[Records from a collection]
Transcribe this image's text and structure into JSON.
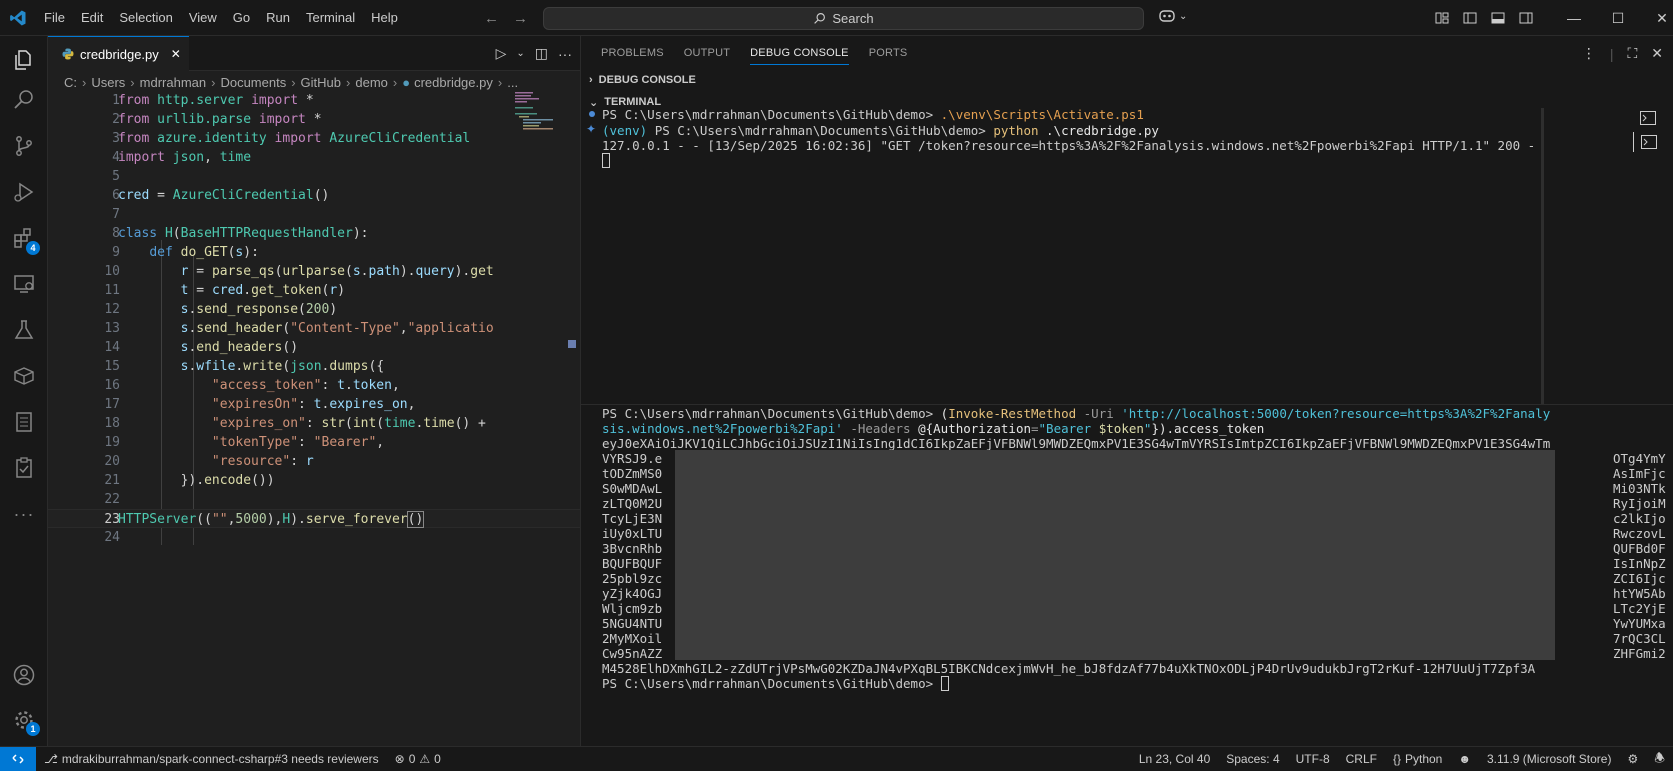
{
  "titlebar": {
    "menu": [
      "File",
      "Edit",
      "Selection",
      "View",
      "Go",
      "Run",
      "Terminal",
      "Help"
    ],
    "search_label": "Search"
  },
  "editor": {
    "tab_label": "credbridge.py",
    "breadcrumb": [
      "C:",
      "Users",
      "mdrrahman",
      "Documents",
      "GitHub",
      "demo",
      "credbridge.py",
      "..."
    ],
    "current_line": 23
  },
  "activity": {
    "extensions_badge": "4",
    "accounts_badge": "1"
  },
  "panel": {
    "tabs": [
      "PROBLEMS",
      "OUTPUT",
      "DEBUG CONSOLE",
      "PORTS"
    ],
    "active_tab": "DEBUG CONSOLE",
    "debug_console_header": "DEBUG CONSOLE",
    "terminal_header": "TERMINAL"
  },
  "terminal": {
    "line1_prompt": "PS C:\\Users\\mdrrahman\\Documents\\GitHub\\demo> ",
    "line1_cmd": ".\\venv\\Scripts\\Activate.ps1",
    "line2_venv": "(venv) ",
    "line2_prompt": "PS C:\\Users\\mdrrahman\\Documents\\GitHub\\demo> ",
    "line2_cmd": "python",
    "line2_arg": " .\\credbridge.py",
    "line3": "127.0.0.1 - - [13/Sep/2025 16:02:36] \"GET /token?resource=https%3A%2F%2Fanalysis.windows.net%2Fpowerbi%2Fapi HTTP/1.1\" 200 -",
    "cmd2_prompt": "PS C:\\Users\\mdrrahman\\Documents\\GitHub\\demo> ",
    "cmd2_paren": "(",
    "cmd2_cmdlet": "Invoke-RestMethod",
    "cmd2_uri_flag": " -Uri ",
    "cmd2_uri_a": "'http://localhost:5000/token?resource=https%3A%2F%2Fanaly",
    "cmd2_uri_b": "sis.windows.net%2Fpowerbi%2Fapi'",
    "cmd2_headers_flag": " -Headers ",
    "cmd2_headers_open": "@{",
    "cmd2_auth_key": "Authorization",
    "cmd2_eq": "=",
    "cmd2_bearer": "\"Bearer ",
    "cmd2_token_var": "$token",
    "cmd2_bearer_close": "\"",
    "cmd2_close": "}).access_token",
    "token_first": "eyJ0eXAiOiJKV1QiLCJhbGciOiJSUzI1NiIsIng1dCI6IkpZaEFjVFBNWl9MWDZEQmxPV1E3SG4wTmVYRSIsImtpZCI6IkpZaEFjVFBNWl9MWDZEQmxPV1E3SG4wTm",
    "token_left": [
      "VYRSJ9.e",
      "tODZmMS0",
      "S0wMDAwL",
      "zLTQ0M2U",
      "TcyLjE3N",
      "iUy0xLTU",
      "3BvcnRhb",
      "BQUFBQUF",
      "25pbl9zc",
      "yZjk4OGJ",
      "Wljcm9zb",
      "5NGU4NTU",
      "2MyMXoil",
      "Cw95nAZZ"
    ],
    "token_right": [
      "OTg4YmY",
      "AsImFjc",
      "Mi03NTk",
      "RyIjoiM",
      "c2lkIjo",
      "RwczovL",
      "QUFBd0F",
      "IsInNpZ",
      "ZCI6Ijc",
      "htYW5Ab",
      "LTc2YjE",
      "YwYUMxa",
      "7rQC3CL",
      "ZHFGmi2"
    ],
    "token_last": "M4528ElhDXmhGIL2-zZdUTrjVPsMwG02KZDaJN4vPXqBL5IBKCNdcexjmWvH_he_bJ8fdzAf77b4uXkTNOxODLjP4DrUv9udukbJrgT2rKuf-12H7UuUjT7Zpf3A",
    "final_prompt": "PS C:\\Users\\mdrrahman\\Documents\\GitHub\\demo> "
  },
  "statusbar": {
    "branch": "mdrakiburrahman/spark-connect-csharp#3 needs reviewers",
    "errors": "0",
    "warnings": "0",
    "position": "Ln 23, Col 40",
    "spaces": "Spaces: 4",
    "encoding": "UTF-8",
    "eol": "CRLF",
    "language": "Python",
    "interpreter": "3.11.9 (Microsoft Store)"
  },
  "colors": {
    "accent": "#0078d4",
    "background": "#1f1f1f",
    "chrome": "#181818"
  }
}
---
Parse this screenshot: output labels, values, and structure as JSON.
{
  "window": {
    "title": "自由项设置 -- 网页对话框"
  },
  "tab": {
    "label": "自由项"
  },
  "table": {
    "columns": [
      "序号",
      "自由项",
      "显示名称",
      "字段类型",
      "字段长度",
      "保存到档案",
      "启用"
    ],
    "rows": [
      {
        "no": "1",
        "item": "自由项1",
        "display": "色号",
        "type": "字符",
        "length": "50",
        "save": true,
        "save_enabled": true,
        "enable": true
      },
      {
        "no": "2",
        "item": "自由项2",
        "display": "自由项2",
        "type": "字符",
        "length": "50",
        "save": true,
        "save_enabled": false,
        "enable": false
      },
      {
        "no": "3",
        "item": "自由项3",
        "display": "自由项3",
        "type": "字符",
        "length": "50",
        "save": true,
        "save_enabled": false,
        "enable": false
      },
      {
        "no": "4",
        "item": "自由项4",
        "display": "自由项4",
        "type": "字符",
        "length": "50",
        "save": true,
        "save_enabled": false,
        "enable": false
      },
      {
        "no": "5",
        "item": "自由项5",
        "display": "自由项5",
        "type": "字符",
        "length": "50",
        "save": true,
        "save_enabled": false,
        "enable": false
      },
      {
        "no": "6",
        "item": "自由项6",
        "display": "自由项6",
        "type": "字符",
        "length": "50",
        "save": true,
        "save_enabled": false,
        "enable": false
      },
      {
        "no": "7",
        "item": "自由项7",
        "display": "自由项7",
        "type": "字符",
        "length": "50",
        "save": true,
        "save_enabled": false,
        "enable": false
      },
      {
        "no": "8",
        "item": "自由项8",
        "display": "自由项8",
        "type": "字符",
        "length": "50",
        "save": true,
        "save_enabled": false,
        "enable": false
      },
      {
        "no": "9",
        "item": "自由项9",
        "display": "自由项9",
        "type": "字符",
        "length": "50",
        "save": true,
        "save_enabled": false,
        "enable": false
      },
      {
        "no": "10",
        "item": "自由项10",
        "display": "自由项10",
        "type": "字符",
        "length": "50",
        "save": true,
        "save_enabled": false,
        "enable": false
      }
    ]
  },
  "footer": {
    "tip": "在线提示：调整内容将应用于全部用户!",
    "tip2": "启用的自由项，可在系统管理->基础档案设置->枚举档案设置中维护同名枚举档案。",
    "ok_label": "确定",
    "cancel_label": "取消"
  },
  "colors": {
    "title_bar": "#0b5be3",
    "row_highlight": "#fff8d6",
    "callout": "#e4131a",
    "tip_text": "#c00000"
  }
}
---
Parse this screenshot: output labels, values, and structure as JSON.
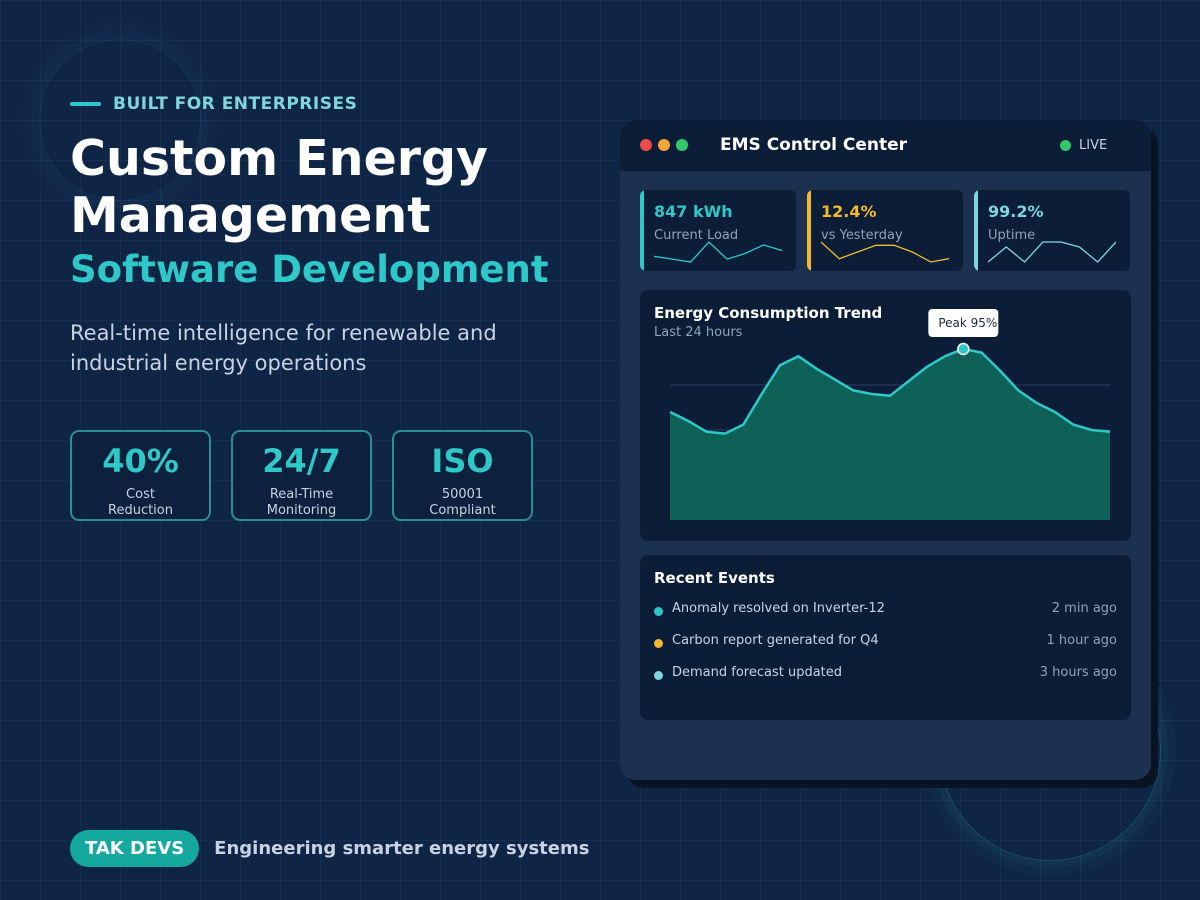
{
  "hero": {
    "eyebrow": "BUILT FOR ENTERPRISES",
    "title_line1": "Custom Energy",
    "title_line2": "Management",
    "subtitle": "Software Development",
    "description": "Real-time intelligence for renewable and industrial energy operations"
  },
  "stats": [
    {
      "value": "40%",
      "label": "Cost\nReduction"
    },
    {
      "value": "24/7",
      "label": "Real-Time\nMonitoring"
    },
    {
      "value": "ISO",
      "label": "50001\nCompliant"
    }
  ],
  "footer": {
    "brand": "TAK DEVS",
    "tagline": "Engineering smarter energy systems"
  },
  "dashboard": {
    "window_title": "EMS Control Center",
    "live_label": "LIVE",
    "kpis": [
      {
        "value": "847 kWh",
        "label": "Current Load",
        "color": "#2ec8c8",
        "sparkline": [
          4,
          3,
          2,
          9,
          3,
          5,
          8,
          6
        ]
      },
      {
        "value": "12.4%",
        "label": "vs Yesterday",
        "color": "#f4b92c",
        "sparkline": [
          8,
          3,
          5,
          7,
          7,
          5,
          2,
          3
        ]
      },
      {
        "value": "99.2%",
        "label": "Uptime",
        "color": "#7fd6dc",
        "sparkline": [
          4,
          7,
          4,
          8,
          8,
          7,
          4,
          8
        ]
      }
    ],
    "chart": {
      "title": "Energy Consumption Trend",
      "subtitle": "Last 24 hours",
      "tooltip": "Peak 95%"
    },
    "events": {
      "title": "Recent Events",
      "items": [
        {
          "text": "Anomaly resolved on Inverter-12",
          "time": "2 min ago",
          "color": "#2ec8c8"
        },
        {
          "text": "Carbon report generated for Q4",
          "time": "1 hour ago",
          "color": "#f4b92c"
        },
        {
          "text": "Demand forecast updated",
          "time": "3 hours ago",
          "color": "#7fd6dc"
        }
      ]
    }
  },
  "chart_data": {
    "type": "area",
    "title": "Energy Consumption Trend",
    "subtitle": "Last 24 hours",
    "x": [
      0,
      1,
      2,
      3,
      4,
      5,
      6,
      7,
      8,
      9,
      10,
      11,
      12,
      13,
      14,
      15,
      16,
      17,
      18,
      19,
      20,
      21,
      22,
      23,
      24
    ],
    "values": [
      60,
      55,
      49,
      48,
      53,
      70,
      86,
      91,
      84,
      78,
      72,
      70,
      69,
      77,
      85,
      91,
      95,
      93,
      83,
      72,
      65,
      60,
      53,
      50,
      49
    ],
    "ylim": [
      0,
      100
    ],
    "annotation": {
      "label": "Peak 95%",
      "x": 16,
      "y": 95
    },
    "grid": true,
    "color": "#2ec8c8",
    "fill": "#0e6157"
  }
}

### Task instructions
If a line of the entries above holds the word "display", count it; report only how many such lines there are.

### Solved problem
10